> [Provided information]:
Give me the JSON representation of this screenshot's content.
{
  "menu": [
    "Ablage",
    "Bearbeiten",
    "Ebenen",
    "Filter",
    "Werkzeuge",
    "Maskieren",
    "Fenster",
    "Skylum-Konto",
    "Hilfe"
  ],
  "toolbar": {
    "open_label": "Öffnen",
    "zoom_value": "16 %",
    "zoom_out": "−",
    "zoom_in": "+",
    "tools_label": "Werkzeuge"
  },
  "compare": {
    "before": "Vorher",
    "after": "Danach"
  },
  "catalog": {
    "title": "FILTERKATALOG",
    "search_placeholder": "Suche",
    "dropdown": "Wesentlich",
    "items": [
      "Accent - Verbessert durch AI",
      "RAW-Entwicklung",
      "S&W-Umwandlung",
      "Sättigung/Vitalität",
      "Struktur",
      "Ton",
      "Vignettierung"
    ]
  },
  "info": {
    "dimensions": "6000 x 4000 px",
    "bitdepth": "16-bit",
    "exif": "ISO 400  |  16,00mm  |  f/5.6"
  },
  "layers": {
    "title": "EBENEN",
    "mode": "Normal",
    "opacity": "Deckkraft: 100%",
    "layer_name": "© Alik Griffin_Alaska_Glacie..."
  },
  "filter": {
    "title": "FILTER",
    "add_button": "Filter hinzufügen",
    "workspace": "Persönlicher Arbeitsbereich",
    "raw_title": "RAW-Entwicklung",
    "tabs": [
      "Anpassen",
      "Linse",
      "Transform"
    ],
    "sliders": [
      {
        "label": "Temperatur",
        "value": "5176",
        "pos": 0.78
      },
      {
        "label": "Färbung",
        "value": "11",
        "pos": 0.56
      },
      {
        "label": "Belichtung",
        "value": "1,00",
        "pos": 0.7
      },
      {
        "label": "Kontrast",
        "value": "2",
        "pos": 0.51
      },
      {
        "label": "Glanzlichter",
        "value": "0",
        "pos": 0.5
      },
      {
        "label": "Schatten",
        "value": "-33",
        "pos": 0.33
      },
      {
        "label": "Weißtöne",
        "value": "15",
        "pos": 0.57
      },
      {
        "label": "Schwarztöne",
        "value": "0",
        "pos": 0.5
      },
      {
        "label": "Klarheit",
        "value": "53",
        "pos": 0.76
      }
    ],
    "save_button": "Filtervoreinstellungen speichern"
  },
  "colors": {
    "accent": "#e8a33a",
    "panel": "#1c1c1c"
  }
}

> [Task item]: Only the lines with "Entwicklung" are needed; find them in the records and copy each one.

> [Exercise solution]:
      "RAW-Entwicklung",
    "raw_title": "RAW-Entwicklung",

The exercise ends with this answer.